Nicholas Sandmann, the MAGA hat-wearing teen at the center of the highly publicized incident with Native American activist Nathan Phillips, is suing The Washington Post for $250 million, according to a lawsuit filed Tuesday.
Sandmann, a student from Covington Catholic High School in Kentucky, was part of a group of teens filmed surrounding Phillips while he performed an American Indian Movement song on the steps of the Lincoln Memorial last month at the National Mall.
The viral incident ― which was covered by many major news outlets ― caused nationwide outrage at both ends of the political spectrum, with perceptions becoming more complicated after more than an hour of the footage from the encounter later emerged.
According to the lawsuit filed by attorneys Lin Wood and Todd McMurtry, the Post’s coverage of the incident “wrongfully targeted and bullied” Sandmann “because he was the white, Catholic student wearing a red ‘Make America Great Again’ souvenir cap.”

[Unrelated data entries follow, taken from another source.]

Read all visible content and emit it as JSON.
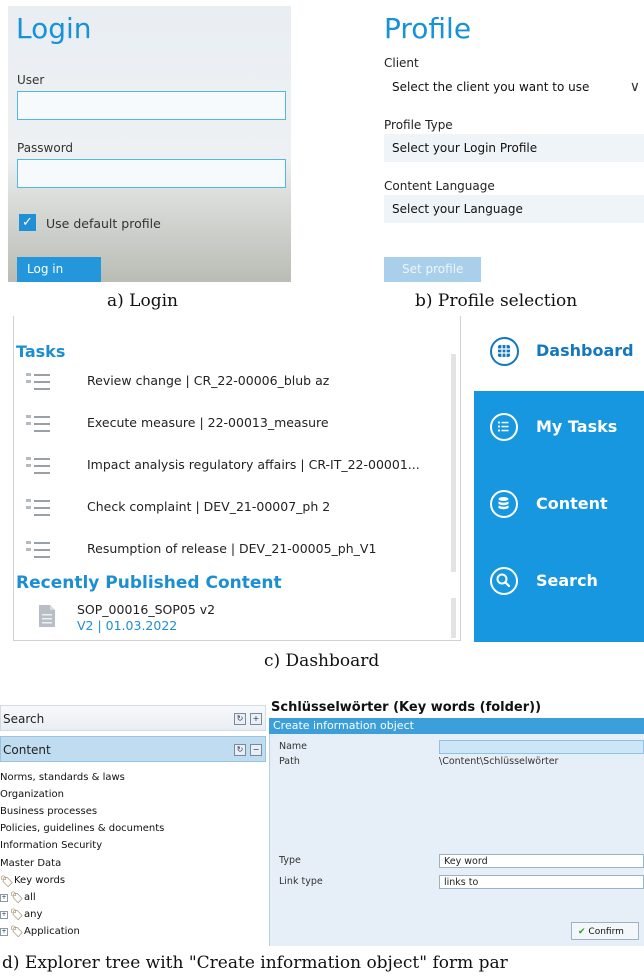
{
  "login": {
    "title": "Login",
    "user_label": "User",
    "password_label": "Password",
    "default_profile_label": "Use default profile",
    "login_button": "Log in",
    "caption": "a) Login"
  },
  "profile": {
    "title": "Profile",
    "client_label": "Client",
    "client_value": "Select the client you want to use",
    "profile_type_label": "Profile Type",
    "profile_type_value": "Select your Login Profile",
    "content_language_label": "Content Language",
    "content_language_value": "Select your Language",
    "set_profile_button": "Set profile",
    "caption": "b) Profile selection"
  },
  "dashboard": {
    "tasks_header": "Tasks",
    "tasks": [
      "Review change | CR_22-00006_blub az",
      "Execute measure | 22-00013_measure",
      "Impact analysis regulatory affairs | CR-IT_22-00001...",
      "Check complaint | DEV_21-00007_ph 2",
      "Resumption of release | DEV_21-00005_ph_V1"
    ],
    "recent_header": "Recently Published Content",
    "recent_item": {
      "name": "SOP_00016_SOP05 v2",
      "meta": "V2 | 01.03.2022"
    },
    "nav": {
      "dashboard": "Dashboard",
      "my_tasks": "My Tasks",
      "content": "Content",
      "search": "Search"
    },
    "caption": "c) Dashboard"
  },
  "explorer": {
    "search_header": "Search",
    "content_header": "Content",
    "tree": [
      "Norms, standards & laws",
      "Organization",
      "Business processes",
      "Policies, guidelines & documents",
      "Information Security",
      "Master Data",
      "Key words",
      "all",
      "any",
      "Application"
    ],
    "form": {
      "title": "Schlüsselwörter (Key words (folder))",
      "bar_title": "Create information object",
      "name_label": "Name",
      "path_label": "Path",
      "path_value": "\\Content\\Schlüsselwörter",
      "type_label": "Type",
      "type_value": "Key word",
      "link_type_label": "Link type",
      "link_type_value": "links to",
      "confirm_button": "Confirm"
    },
    "caption": "d) Explorer tree with \"Create information object\" form par"
  },
  "colors": {
    "accent": "#1592d8",
    "nav_bg": "#1697df",
    "form_bar": "#3d9fd9"
  }
}
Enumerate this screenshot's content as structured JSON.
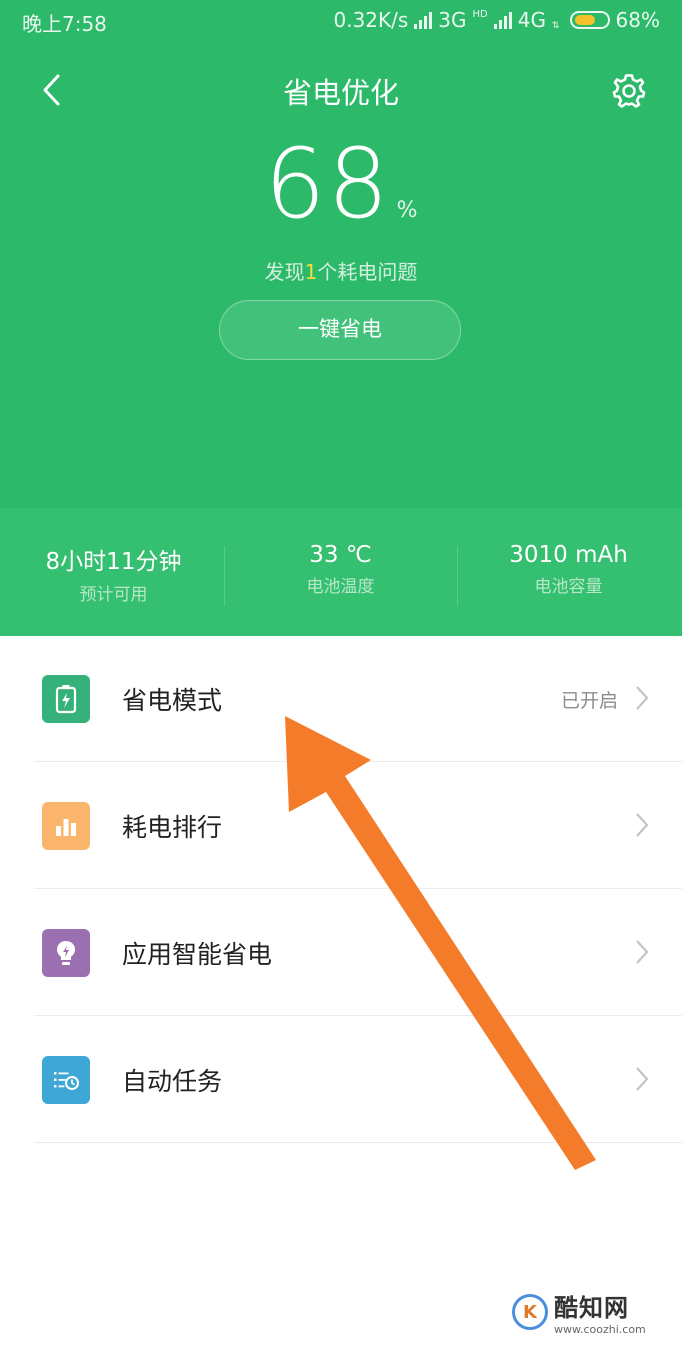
{
  "status_bar": {
    "time": "晚上7:58",
    "net_speed": "0.32K/s",
    "net_3g": "3G",
    "hd": "HD",
    "net_4g": "4G",
    "battery_text": "68%",
    "battery_level": 0.68,
    "battery_color": "#f5c02a"
  },
  "header": {
    "title": "省电优化",
    "battery_percent": "68",
    "percent_unit": "%",
    "issue_prefix": "发现",
    "issue_count": "1",
    "issue_suffix": "个耗电问题",
    "one_key_button": "一键省电",
    "bg_color": "#2cba6a"
  },
  "stats": [
    {
      "value": "8小时11分钟",
      "label": "预计可用"
    },
    {
      "value": "33 ℃",
      "label": "电池温度"
    },
    {
      "value": "3010 mAh",
      "label": "电池容量"
    }
  ],
  "menu": [
    {
      "label": "省电模式",
      "status": "已开启",
      "icon": "battery-saver-icon",
      "color": "#34b27a"
    },
    {
      "label": "耗电排行",
      "status": "",
      "icon": "bar-chart-icon",
      "color": "#fbb56c"
    },
    {
      "label": "应用智能省电",
      "status": "",
      "icon": "lightbulb-icon",
      "color": "#9c6fb1"
    },
    {
      "label": "自动任务",
      "status": "",
      "icon": "scheduled-list-icon",
      "color": "#3ea7d6"
    }
  ],
  "annotation": {
    "arrow_color": "#f47b2a"
  },
  "watermark": {
    "name": "酷知网",
    "url": "www.coozhi.com",
    "logo_letter": "K"
  }
}
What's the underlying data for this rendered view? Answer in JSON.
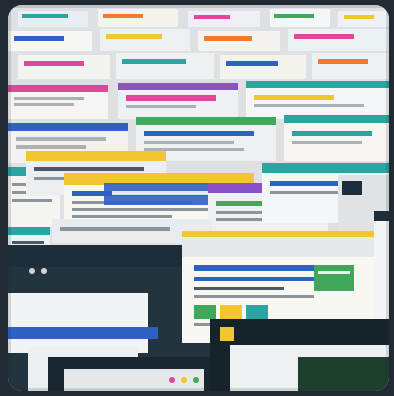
{
  "image": {
    "alt": "",
    "subject": "stacked-browser-windows",
    "palette": {
      "frame": "#1f2a31",
      "backdrop": "#dfe3e6",
      "window_blue": "#2d62c4",
      "window_dark": "#1d2e3a",
      "accent_yellow": "#f2c62f",
      "accent_pink": "#e0479b",
      "accent_green": "#3fa85b",
      "accent_teal": "#2aa5a1",
      "accent_orange": "#f07b2c",
      "accent_purple": "#8a52c8",
      "paper": "#f7f6f1"
    },
    "icons": [
      "window-dots-icon",
      "address-bar-icon",
      "tab-icon"
    ]
  }
}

In various interviews, Phillips maintained that he became surrounded by Sandmann and his peers after he tried to thwart any potential violence between them and a group identifying themselves as the Hebrew Israelites.
“What did you think about his [Nick Sandmann’s] words…and his version of this encounter?” -@savannahguthrie— TODAY (@TODAYshow) January 24, 2019

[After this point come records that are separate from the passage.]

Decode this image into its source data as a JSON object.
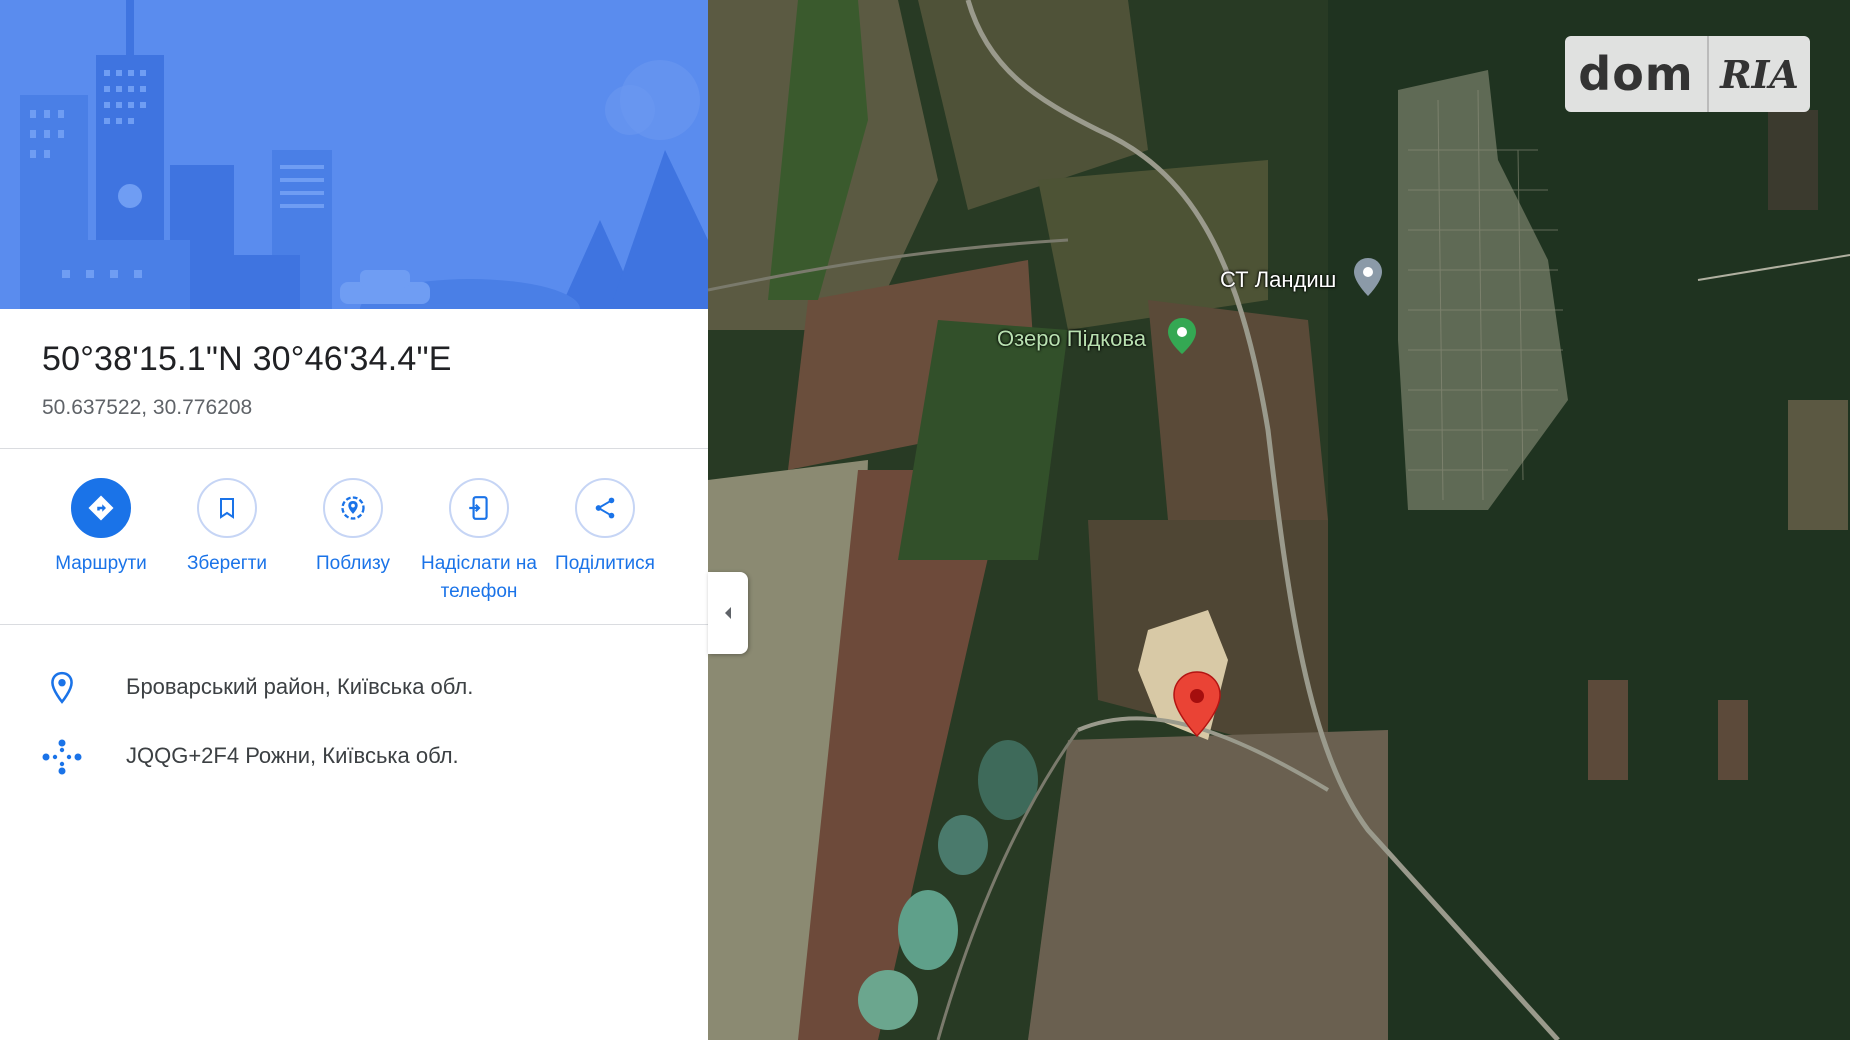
{
  "place": {
    "title": "50°38'15.1\"N 30°46'34.4\"E",
    "decimal": "50.637522, 30.776208"
  },
  "actions": [
    {
      "label": "Маршрути",
      "icon": "directions-icon"
    },
    {
      "label": "Зберегти",
      "icon": "bookmark-icon"
    },
    {
      "label": "Поблизу",
      "icon": "nearby-icon"
    },
    {
      "label": "Надіслати на телефон",
      "icon": "send-to-phone-icon"
    },
    {
      "label": "Поділитися",
      "icon": "share-icon"
    }
  ],
  "info": {
    "address": "Броварський район, Київська обл.",
    "plus_code": "JQQG+2F4 Рожни, Київська обл."
  },
  "map": {
    "labels": {
      "landysh": "СТ Ландиш",
      "lake": "Озеро Підкова"
    },
    "logo": {
      "dom": "dom",
      "ria": "RIA"
    }
  },
  "colors": {
    "accent": "#1a73e8",
    "pin": "#ea4335",
    "park": "#34a853"
  }
}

“Coached and written up for him – insincerity, lack of responsibility — but then I went to go pray about it… I forgive him.” -Phillips pic.twitter.com/Khlg6AIPmh
“It was getting ugly, and I was thinking: ‘I’ve got to find myself an exit out of this situation and finish my song at the Lincoln Memorial,’” he told The Washington Post. “I started going that way, and that guy in the hat [Sandmann] stood in my way, and we were at an impasse.”
Alleging that the newspaper “ignored basic journalist standards because it wanted to advance its well-known and easily documented, biased agenda against President Donald J. Trump,” the suit seeks damages “in excess of Two Hundred and Fifty Million Dollars ($250,000,000.00) ― the amount Jeff Bezos, the world’s richest person, paid in cash for the Post when his company, Nash Holdings, purchased the newspaper in 2013.”
Following the incident, a statement was released by a public relations firm on Sandmann’s behalf in which he claimed he had been singled out by Phillips and that he was only “helping to [defuse] the situation.” Then, in a subsequent interview with “Today,” the 16-year-old said that in hindsight he wished he could have “avoided the whole thing.”
"Do you feel from this experience that you owe anybody an apology? Do you see your own fault in any way?”— TODAY (@TODAYshow) January 22, 2019
Tune in to @NBCNightlyNews for a preview of @SavannahGuthrie's interview with Nick Sandmann. Full interview tomorrow on TODAY. pic.twitter.com/7Croh0Toyj
The purpose of the lawsuit against the Post, the lawsuit says, is “to seek legal redress for its negligent, reckless, and malicious attacks on Nicholas which caused permanent damage to his life and reputation.
“The Post bullied an innocent child with an absolute disregard for the pain and destruction its attacks would cause to his life.”
- This article originally appeared on HuffPost.